Exercise description →
Set down the entries exactly. No line may differ from its source.
<<<<
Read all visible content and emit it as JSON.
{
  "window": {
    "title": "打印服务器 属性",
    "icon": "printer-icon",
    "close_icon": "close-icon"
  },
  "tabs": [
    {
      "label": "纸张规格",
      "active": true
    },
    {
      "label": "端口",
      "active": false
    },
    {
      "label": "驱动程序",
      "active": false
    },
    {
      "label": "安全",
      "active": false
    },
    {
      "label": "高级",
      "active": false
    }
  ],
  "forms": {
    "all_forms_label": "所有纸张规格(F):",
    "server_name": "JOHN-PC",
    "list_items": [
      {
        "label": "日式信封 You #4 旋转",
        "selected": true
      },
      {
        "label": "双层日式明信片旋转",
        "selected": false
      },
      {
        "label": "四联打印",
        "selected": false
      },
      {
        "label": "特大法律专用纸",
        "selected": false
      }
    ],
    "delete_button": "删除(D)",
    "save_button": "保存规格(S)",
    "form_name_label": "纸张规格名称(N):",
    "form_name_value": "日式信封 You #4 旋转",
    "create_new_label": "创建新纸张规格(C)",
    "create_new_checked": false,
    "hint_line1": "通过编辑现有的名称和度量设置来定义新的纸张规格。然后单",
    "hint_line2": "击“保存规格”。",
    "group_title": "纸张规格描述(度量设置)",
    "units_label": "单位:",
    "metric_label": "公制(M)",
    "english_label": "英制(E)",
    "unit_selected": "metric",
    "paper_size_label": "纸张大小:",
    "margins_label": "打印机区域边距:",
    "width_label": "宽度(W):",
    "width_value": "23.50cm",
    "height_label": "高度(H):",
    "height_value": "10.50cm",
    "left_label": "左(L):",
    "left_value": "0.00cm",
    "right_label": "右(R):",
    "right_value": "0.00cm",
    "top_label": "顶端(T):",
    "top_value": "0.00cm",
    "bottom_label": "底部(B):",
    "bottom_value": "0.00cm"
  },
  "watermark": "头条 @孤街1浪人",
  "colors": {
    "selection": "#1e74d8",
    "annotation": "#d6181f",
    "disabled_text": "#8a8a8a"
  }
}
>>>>
Solved exercise →
Read all visible content and emit it as JSON.
{
  "window": {
    "title": "打印服务器 属性",
    "icon": "printer-icon",
    "close_icon": "close-icon"
  },
  "tabs": [
    {
      "label": "纸张规格",
      "active": true
    },
    {
      "label": "端口",
      "active": false
    },
    {
      "label": "驱动程序",
      "active": false
    },
    {
      "label": "安全",
      "active": false
    },
    {
      "label": "高级",
      "active": false
    }
  ],
  "forms": {
    "all_forms_label": "所有纸张规格(F):",
    "server_name": "JOHN-PC",
    "list_items": [
      {
        "label": "日式信封 You #4 旋转",
        "selected": true
      },
      {
        "label": "双层日式明信片旋转",
        "selected": false
      },
      {
        "label": "四联打印",
        "selected": false
      },
      {
        "label": "特大法律专用纸",
        "selected": false
      }
    ],
    "delete_button": "删除(D)",
    "save_button": "保存规格(S)",
    "form_name_label": "纸张规格名称(N):",
    "form_name_value": "日式信封 You #4 旋转",
    "create_new_label": "创建新纸张规格(C)",
    "create_new_checked": false,
    "hint_line1": "通过编辑现有的名称和度量设置来定义新的纸张规格。然后单",
    "hint_line2": "击“保存规格”。",
    "group_title": "纸张规格描述(度量设置)",
    "units_label": "单位:",
    "metric_label": "公制(M)",
    "english_label": "英制(E)",
    "unit_selected": "metric",
    "paper_size_label": "纸张大小:",
    "margins_label": "打印机区域边距:",
    "width_label": "宽度(W):",
    "width_value": "23.50cm",
    "height_label": "高度(H):",
    "height_value": "10.50cm",
    "left_label": "左(L):",
    "left_value": "0.00cm",
    "right_label": "右(R):",
    "right_value": "0.00cm",
    "top_label": "顶端(T):",
    "top_value": "0.00cm",
    "bottom_label": "底部(B):",
    "bottom_value": "0.00cm"
  },
  "watermark": "头条 @孤街1浪人",
  "colors": {
    "selection": "#1e74d8",
    "annotation": "#d6181f",
    "disabled_text": "#8a8a8a"
  }
}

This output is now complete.